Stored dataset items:
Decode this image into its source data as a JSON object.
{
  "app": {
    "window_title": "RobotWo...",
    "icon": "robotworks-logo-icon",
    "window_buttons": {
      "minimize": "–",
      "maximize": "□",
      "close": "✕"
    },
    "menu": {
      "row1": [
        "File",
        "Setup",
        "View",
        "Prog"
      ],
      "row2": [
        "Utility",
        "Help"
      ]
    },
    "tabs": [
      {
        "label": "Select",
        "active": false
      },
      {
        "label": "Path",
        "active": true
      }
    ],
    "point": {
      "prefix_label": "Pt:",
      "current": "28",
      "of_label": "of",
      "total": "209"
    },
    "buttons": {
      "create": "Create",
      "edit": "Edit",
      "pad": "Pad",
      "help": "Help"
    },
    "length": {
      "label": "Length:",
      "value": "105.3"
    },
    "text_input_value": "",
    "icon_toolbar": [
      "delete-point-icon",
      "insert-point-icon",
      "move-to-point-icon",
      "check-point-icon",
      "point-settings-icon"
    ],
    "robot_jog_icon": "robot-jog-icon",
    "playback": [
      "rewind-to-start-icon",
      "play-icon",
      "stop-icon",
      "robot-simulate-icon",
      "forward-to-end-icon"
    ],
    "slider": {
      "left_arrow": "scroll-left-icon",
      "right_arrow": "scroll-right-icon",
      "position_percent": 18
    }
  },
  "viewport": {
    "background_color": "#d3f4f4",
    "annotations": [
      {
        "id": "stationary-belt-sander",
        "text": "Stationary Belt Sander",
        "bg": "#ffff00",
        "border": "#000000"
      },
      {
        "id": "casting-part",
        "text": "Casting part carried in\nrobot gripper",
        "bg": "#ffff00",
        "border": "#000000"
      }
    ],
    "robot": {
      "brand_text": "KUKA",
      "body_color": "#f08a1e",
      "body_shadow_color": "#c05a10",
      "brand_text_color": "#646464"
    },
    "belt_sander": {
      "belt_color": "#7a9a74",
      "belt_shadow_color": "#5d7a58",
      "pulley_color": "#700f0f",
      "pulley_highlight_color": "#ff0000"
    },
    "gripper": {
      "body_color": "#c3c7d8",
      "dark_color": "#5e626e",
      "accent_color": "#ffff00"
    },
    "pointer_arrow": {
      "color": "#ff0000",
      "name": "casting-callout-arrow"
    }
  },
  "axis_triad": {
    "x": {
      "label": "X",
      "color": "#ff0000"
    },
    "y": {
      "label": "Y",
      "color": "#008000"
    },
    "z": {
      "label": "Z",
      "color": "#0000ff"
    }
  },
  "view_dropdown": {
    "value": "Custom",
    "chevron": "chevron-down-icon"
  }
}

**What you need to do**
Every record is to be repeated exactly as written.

**Response below**
Decode this image into its source data as a JSON object.
{
  "app": {
    "window_title": "RobotWo...",
    "icon": "robotworks-logo-icon",
    "window_buttons": {
      "minimize": "–",
      "maximize": "□",
      "close": "✕"
    },
    "menu": {
      "row1": [
        "File",
        "Setup",
        "View",
        "Prog"
      ],
      "row2": [
        "Utility",
        "Help"
      ]
    },
    "tabs": [
      {
        "label": "Select",
        "active": false
      },
      {
        "label": "Path",
        "active": true
      }
    ],
    "point": {
      "prefix_label": "Pt:",
      "current": "28",
      "of_label": "of",
      "total": "209"
    },
    "buttons": {
      "create": "Create",
      "edit": "Edit",
      "pad": "Pad",
      "help": "Help"
    },
    "length": {
      "label": "Length:",
      "value": "105.3"
    },
    "text_input_value": "",
    "icon_toolbar": [
      "delete-point-icon",
      "insert-point-icon",
      "move-to-point-icon",
      "check-point-icon",
      "point-settings-icon"
    ],
    "robot_jog_icon": "robot-jog-icon",
    "playback": [
      "rewind-to-start-icon",
      "play-icon",
      "stop-icon",
      "robot-simulate-icon",
      "forward-to-end-icon"
    ],
    "slider": {
      "left_arrow": "scroll-left-icon",
      "right_arrow": "scroll-right-icon",
      "position_percent": 18
    }
  },
  "viewport": {
    "background_color": "#d3f4f4",
    "annotations": [
      {
        "id": "stationary-belt-sander",
        "text": "Stationary Belt Sander",
        "bg": "#ffff00",
        "border": "#000000"
      },
      {
        "id": "casting-part",
        "text": "Casting part carried in\nrobot gripper",
        "bg": "#ffff00",
        "border": "#000000"
      }
    ],
    "robot": {
      "brand_text": "KUKA",
      "body_color": "#f08a1e",
      "body_shadow_color": "#c05a10",
      "brand_text_color": "#646464"
    },
    "belt_sander": {
      "belt_color": "#7a9a74",
      "belt_shadow_color": "#5d7a58",
      "pulley_color": "#700f0f",
      "pulley_highlight_color": "#ff0000"
    },
    "gripper": {
      "body_color": "#c3c7d8",
      "dark_color": "#5e626e",
      "accent_color": "#ffff00"
    },
    "pointer_arrow": {
      "color": "#ff0000",
      "name": "casting-callout-arrow"
    }
  },
  "axis_triad": {
    "x": {
      "label": "X",
      "color": "#ff0000"
    },
    "y": {
      "label": "Y",
      "color": "#008000"
    },
    "z": {
      "label": "Z",
      "color": "#0000ff"
    }
  },
  "view_dropdown": {
    "value": "Custom",
    "chevron": "chevron-down-icon"
  }
}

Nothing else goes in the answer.